- Cars driving through the busiest parts of Manhattan could be charged $11.52 one-way under a new congestion pricing proposal, according to The New York Times and others.
- The proposal, prepared by Gov. Andrew Cuomo's Fix NYC advisory panel, recommends trucks to be charged $25.34, while those riding in cabs could face a $2 to $5 surcharge. The fees would apply to vehicles driving below 60th St. in Manhattan, and would not apply to those who take FDR Drive.
- The full congestion pricing report will be presented to Cuomo on Friday. If approved by the state legislature, the plan could go into effect as early as 2020.
If this plan is approved, it would make New York the first city in the country with a permanent pay-to-drive plan, according to The New York Times. However, the plan will certainly face backlash, most likely from Mayor Bill de Blasio, who recently said during a press conference that there are "serious fairness issues when it comes to congestion pricing," noting the system could be unfair for low-income drivers. Both Cuomo and de Blasio agree congestion easing is necessary, but disagree that congestion pricing is the best solution.
"I’ve said it before, I’ll say it again – the best way to address the long-term needs for the MTA, and particularly the subways, is a millionaires tax," de Blasio said.
According to a draft report of the plan, New York's traffic congestion "now ranks second worst among cities in the United States and third worst among cities in the world." Additionally, traffic congestion is attributed for costing the New York metro area nearly $20 billion annually — including $9.2 billion in travel time cost, $2.5 billion in excess fuel and vehicle operating costs and $5.9 billion in total revenue loss by industry.
Congestion pricing could force more drivers to change behaviors, to take alternative routes, and to carpool or utilize rideshare and bikeshare services more frequently.
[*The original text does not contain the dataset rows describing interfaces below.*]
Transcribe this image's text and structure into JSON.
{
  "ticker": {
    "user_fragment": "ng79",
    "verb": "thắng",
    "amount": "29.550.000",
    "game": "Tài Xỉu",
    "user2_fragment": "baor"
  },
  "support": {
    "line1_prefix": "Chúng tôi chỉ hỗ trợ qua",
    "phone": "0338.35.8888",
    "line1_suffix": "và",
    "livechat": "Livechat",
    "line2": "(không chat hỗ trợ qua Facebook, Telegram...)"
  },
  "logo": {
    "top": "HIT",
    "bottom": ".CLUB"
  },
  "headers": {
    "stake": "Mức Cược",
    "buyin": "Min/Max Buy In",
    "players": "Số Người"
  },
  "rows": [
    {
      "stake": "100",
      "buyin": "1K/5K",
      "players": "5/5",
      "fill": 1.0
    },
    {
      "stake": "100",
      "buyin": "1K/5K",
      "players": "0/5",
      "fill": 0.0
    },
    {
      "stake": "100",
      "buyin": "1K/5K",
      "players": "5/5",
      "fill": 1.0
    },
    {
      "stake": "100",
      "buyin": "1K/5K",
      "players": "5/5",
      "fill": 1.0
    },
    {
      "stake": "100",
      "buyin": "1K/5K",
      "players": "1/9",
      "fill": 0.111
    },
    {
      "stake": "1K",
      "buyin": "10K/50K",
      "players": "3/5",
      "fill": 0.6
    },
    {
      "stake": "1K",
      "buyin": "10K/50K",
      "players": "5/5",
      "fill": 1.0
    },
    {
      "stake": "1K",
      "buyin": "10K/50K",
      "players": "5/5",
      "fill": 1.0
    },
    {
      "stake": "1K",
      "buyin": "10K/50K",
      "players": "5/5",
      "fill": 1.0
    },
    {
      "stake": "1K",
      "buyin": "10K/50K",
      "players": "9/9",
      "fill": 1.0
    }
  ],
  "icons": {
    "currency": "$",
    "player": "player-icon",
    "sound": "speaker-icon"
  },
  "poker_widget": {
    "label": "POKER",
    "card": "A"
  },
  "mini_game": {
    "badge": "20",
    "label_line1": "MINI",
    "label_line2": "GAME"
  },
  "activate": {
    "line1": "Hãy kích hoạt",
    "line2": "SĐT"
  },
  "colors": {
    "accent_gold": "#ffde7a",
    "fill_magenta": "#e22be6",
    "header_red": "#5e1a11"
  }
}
The pricing plan could also generate revenue for the city to utilize in infrastructure maintenance — including fixing the city's subway system, which faced multiple "state of emergency" statuses in 2017.
For these reasons, congestion pricing has been championed in the past, most notably by former Mayor Michael Bloomberg in 2008. However his plan died when Democrats refused to put the bill to a public vote on the floor of the State Assembly.
The success of this proposal remains to be seen, and can be more carefully analyzed when the full report is released. Smart Cities Dive will update this story when more details surface.